There are a variety of ways to accomplish this concerning a handle, and anything from finger grooves, to a single, pronounced choil, or even oversized bolsters front and rear that will help lock the hand in place.
Always consider the viability of a knife handle under the circumstances that you will be ramming the knife home with tremendous force, and it could potentially stop cold if it strikes bone.
If you wouldn’t trust your fingers to a pocket knife that you were going to ram into a wooden training dummy or a cutting board, you might want to consider picking a pocket knife with a better handle design.
The texture on your knife’s handle is not a make-or-break feature, but a design that affords you some significant traction is a good idea if you plan on pushing your pocket knife into a last-ditch self-defense role.
For obvious reasons your hands might be slippery when you need your knife most, either with sweat or more likely with blood, yours or someone else’s.
While proper handle design and modern ergonomics can overcome a lack of texture and mechanically fix the knife into your grip, in the case of a folding knife this will not suffice until you have actually gotten the blade open and secured in position.
If you carry a traditional pocket knife with wooden or synthetic scales that are slab-sided and smooth, you might consider adding a conservative strip of grip tape or even performing some homemade stippling on them to give you that little bit of extra purchase.
This way it’s still will not be too hard on the lining of your pocket, but the extra grip it affords you might make the difference in a life-or-death situation when you need the knife open right away.
A pocket knife can definitely work in a self-defense situation if you have nothing else to rely on, as any sharpened blade or point is more than capable of inflicting lethal harm.
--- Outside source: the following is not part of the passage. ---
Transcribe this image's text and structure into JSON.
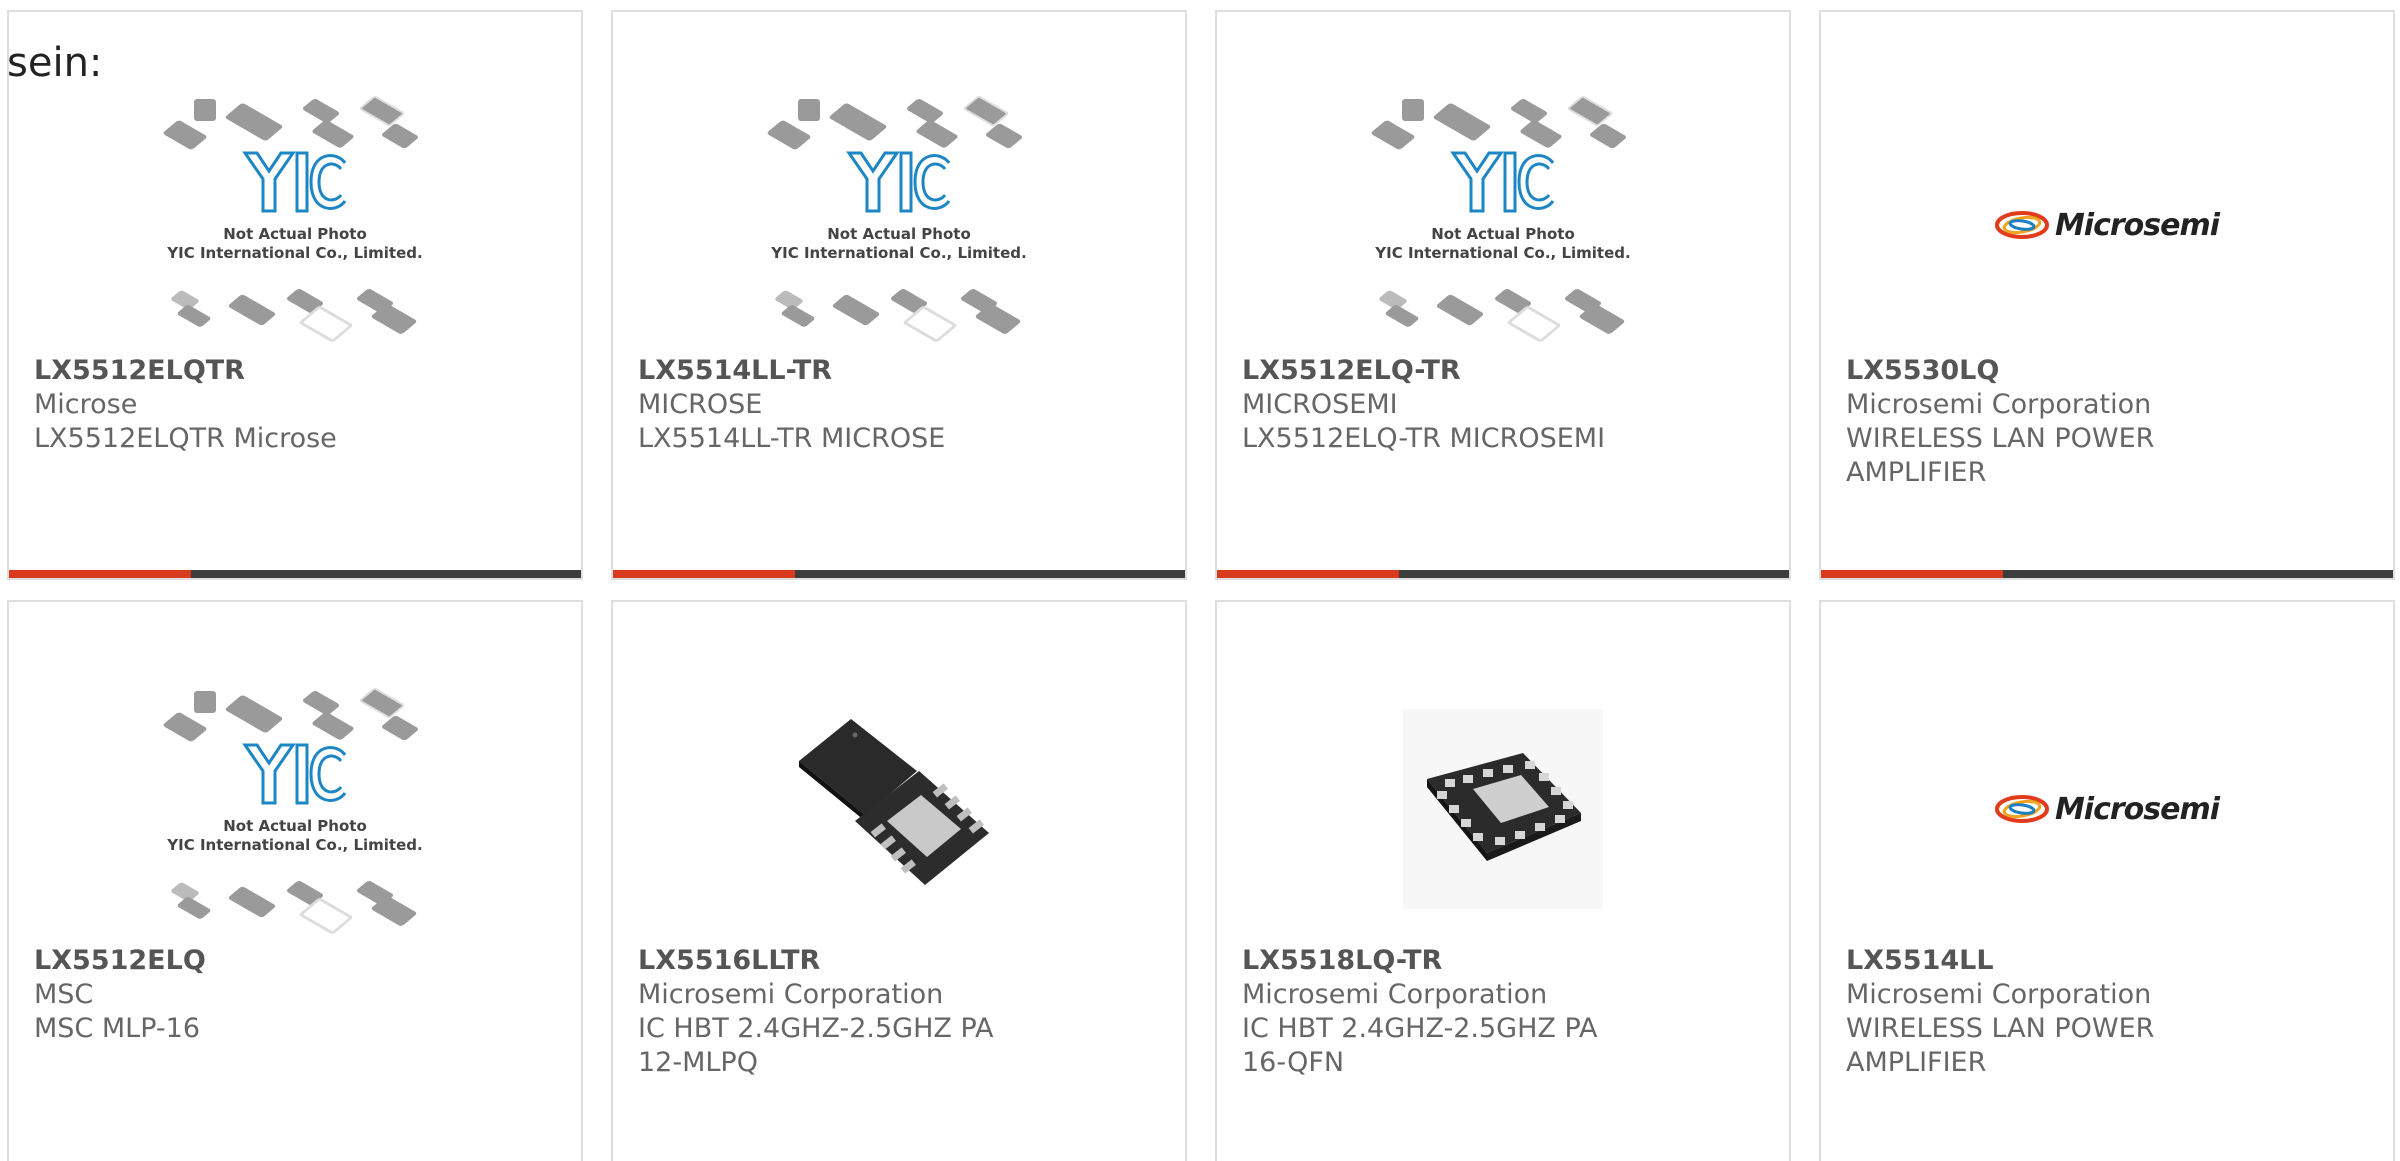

You can even give yourself a leg up on such an eventuality through careful selection for a few choice upgrades that can help prevent self-injury and give you more confidence.
A locking blade, a handle that will keep your hand from slipping and a little bit of extra texture are all welcome improvements for a common pocket knife.